WHAT TO DO: Across the records below, count the lines that contain "image" and write down only the count.

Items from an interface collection
..........

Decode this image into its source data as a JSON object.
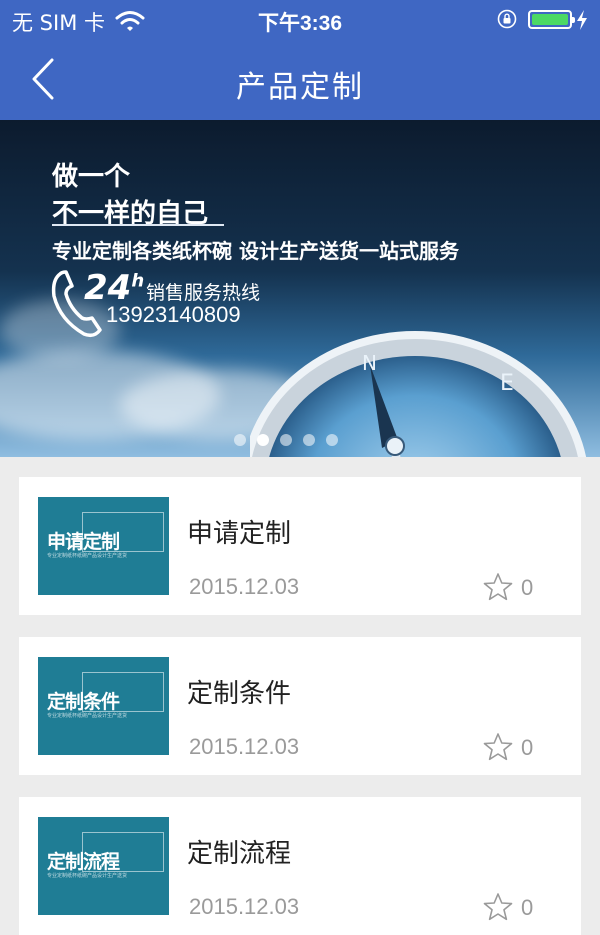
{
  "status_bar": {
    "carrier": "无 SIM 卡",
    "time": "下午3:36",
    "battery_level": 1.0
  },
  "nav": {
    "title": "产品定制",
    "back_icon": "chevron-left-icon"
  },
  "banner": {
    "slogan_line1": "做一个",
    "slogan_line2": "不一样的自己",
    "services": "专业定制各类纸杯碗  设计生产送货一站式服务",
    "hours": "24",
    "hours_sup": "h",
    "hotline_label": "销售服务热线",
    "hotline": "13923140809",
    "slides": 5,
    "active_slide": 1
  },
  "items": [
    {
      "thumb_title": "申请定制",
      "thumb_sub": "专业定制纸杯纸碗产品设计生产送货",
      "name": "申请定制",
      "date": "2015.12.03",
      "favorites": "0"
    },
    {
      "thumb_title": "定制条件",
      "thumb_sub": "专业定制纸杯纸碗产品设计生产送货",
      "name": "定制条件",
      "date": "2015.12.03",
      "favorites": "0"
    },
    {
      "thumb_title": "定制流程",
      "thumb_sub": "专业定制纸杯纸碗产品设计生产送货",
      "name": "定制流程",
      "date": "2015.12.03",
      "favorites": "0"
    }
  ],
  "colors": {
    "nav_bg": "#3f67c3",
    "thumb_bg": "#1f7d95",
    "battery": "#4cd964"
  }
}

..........

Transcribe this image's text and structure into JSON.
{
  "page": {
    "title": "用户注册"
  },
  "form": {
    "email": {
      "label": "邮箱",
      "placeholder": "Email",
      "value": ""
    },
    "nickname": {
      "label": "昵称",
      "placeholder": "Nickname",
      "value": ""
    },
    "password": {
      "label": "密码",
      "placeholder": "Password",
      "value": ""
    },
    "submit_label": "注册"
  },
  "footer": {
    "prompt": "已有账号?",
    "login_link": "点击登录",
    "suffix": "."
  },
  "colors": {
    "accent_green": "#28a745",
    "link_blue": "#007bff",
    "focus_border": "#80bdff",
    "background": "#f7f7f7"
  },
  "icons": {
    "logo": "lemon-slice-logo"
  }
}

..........

YOUR SOLUTION: 2